|US3160495 *||Mar 28, 1961||Dec 8, 1964||Minerals & Chem Philipp Corp||Wet process phosphoric acid and liquid fertilizer compositions containing the same|
|US3179496 *||Oct 23, 1961||Apr 20, 1965||Union Oil Co||Method of preparing a stable ammonium phosphate composition|
|US3852211 *||Aug 9, 1972||Dec 3, 1974||Procter & Gamble||Detergent compositions|
|US3868336 *||Aug 6, 1973||Feb 25, 1975||Lever Brothers Ltd||Process for improving flowability of detergents|
|US4062647 *||Jul 8, 1974||Dec 13, 1977||The Procter & Gamble Company||Clay-containing fabric softening detergent compositions|
|US4166039 *||Jun 23, 1975||Aug 28, 1979||The Proctor & Gamble Company||Detergent composition and process|
|US4264466 *||Feb 14, 1980||Apr 28, 1981||The Procter & Gamble Company||Mulls containing chain structure clay suspension aids|
|US8518867||Oct 6, 2008||Aug 27, 2013||Henkel Ag & Co. Kgaa||Solid textile and/or skin care composition|
|EP0034387A2 *||Feb 4, 1981||Aug 26, 1981||THE PROCTER & GAMBLE COMPANY||Mulls containing chain structure clay suspension aids|
|WO2007113069A1||Mar 7, 2007||Oct 11, 2007||Henkel Kgaa||Solid, textile and/or skin care composition|
|U.S. Classification||510/327, 510/356, 510/334, 510/492, 510/348, 510/507|
|International Classification||C11D17/00, C11D3/12, C11D1/00|

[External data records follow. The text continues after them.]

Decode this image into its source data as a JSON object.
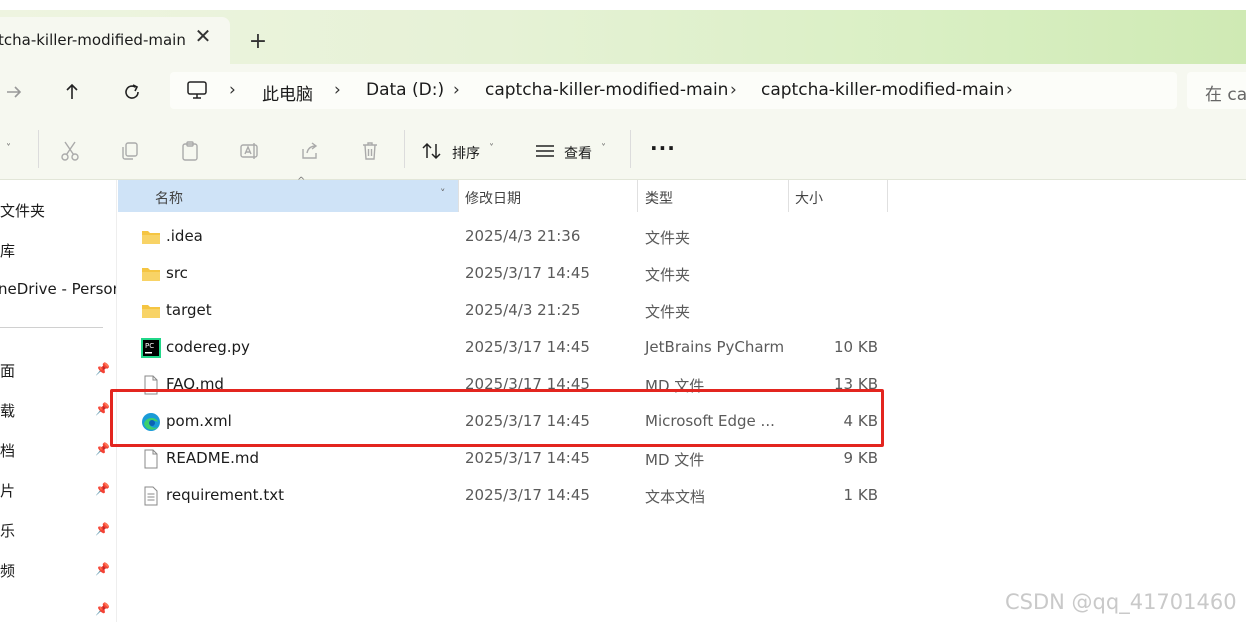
{
  "tab": {
    "title": "tcha-killer-modified-main",
    "close_glyph": "✕",
    "new_glyph": "+"
  },
  "breadcrumb": {
    "items": [
      "此电脑",
      "Data (D:)",
      "captcha-killer-modified-main",
      "captcha-killer-modified-main"
    ],
    "separator": "›"
  },
  "search": {
    "placeholder": "在 ca"
  },
  "toolbar": {
    "new_caret": "˅",
    "sort_label": "排序",
    "view_label": "查看",
    "more_glyph": "···"
  },
  "sidebar": {
    "items": [
      {
        "label": "文件夹",
        "pinned": false
      },
      {
        "label": "库",
        "pinned": false
      },
      {
        "label": "neDrive - Person",
        "pinned": false
      },
      {
        "label": "面",
        "pinned": true
      },
      {
        "label": "载",
        "pinned": true
      },
      {
        "label": "档",
        "pinned": true
      },
      {
        "label": "片",
        "pinned": true
      },
      {
        "label": "乐",
        "pinned": true
      },
      {
        "label": "频",
        "pinned": true
      },
      {
        "label": "",
        "pinned": true
      }
    ],
    "pin_glyph": "📌"
  },
  "columns": {
    "name": "名称",
    "date": "修改日期",
    "type": "类型",
    "size": "大小"
  },
  "files": [
    {
      "name": ".idea",
      "date": "2025/4/3 21:36",
      "type": "文件夹",
      "size": "",
      "icon": "folder-icon"
    },
    {
      "name": "src",
      "date": "2025/3/17 14:45",
      "type": "文件夹",
      "size": "",
      "icon": "folder-icon"
    },
    {
      "name": "target",
      "date": "2025/4/3 21:25",
      "type": "文件夹",
      "size": "",
      "icon": "folder-icon"
    },
    {
      "name": "codereg.py",
      "date": "2025/3/17 14:45",
      "type": "JetBrains PyCharm",
      "size": "10 KB",
      "icon": "pycharm-icon"
    },
    {
      "name": "FAQ.md",
      "date": "2025/3/17 14:45",
      "type": "MD 文件",
      "size": "13 KB",
      "icon": "file-icon"
    },
    {
      "name": "pom.xml",
      "date": "2025/3/17 14:45",
      "type": "Microsoft Edge ...",
      "size": "4 KB",
      "icon": "edge-icon"
    },
    {
      "name": "README.md",
      "date": "2025/3/17 14:45",
      "type": "MD 文件",
      "size": "9 KB",
      "icon": "file-icon"
    },
    {
      "name": "requirement.txt",
      "date": "2025/3/17 14:45",
      "type": "文本文档",
      "size": "1 KB",
      "icon": "text-file-icon"
    }
  ],
  "watermark": "CSDN @qq_41701460",
  "colors": {
    "highlight": "#e3251f",
    "header_selected": "#cfe3f7",
    "folder": "#f5c542"
  }
}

|Cooperative Classification||C11D17/0034, C11D1/002, C11D3/126|
|European Classification||C11D3/12G2D1, C11D1/00B, C11D17/00C|